## Exercise brief
One number alone answers this: the count of lines below in which the word "ユーザー情報取得" is found.
*** Begin section ***
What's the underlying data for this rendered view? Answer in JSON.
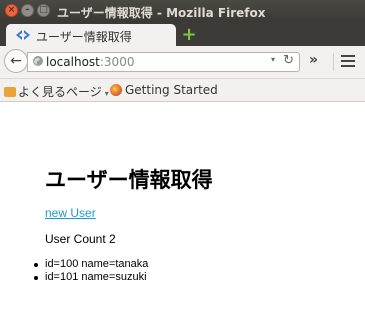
{
  "window": {
    "title": "ユーザー情報取得 - Mozilla Firefox",
    "controls": {
      "close": "×",
      "minimize": "–",
      "maximize": "□"
    }
  },
  "tabs": [
    {
      "label": "ユーザー情報取得",
      "favicon": "dev-tools-icon"
    }
  ],
  "new_tab": {
    "icon": "plus-icon",
    "label": "+"
  },
  "navigation": {
    "back": {
      "icon": "back-arrow-icon",
      "glyph": "←"
    },
    "url": {
      "host": "localhost",
      "port": ":3000"
    },
    "dropdown_glyph": "▾",
    "reload_glyph": "↻",
    "overflow_glyph": "»"
  },
  "bookmarks": [
    {
      "label": "よく見るページ",
      "icon": "folder-icon",
      "caret": "▾"
    },
    {
      "label": "Getting Started",
      "icon": "firefox-icon"
    }
  ],
  "page": {
    "heading": "ユーザー情報取得",
    "new_user_link": "new User",
    "user_count": "User Count 2",
    "users": [
      {
        "text": "id=100 name=tanaka"
      },
      {
        "text": "id=101 name=suzuki"
      }
    ]
  },
  "colors": {
    "link": "#1a9bd6",
    "titlebar": "#3c3b37",
    "toolbar": "#f2f1f0",
    "close_button": "#f1633a",
    "new_tab_plus": "#7ec63e"
  }
}
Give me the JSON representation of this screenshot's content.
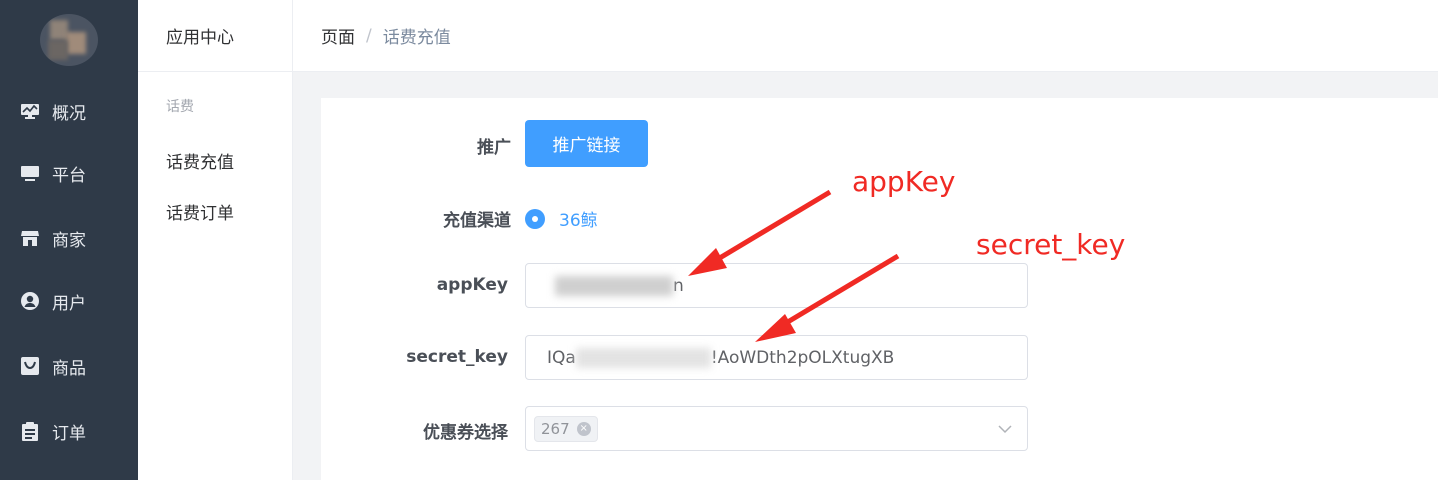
{
  "sidebar": {
    "items": [
      {
        "label": "概况",
        "icon": "dashboard-icon"
      },
      {
        "label": "平台",
        "icon": "monitor-icon"
      },
      {
        "label": "商家",
        "icon": "store-icon"
      },
      {
        "label": "用户",
        "icon": "user-icon"
      },
      {
        "label": "商品",
        "icon": "product-icon"
      },
      {
        "label": "订单",
        "icon": "order-icon"
      }
    ]
  },
  "submenu": {
    "title": "应用中心",
    "group": "话费",
    "items": [
      {
        "label": "话费充值"
      },
      {
        "label": "话费订单"
      }
    ]
  },
  "breadcrumb": {
    "home": "页面",
    "separator": "/",
    "current": "话费充值"
  },
  "form": {
    "promote": {
      "label": "推广",
      "button": "推广链接"
    },
    "channel": {
      "label": "充值渠道",
      "option": "36鲸"
    },
    "appkey": {
      "label": "appKey",
      "value_visible_suffix": "n"
    },
    "secret_key": {
      "label": "secret_key",
      "value_prefix": "IQa",
      "value_suffix": "!AoWDth2pOLXtugXB"
    },
    "coupon": {
      "label": "优惠券选择",
      "tag": "267",
      "close_icon": "close-circle-icon",
      "dropdown_icon": "chevron-down-icon"
    }
  },
  "annotations": {
    "appkey": "appKey",
    "secret_key": "secret_key"
  },
  "colors": {
    "sidebar_bg": "#2f3a48",
    "primary": "#409eff",
    "annotation": "#f02a24"
  }
}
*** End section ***
## Response area
3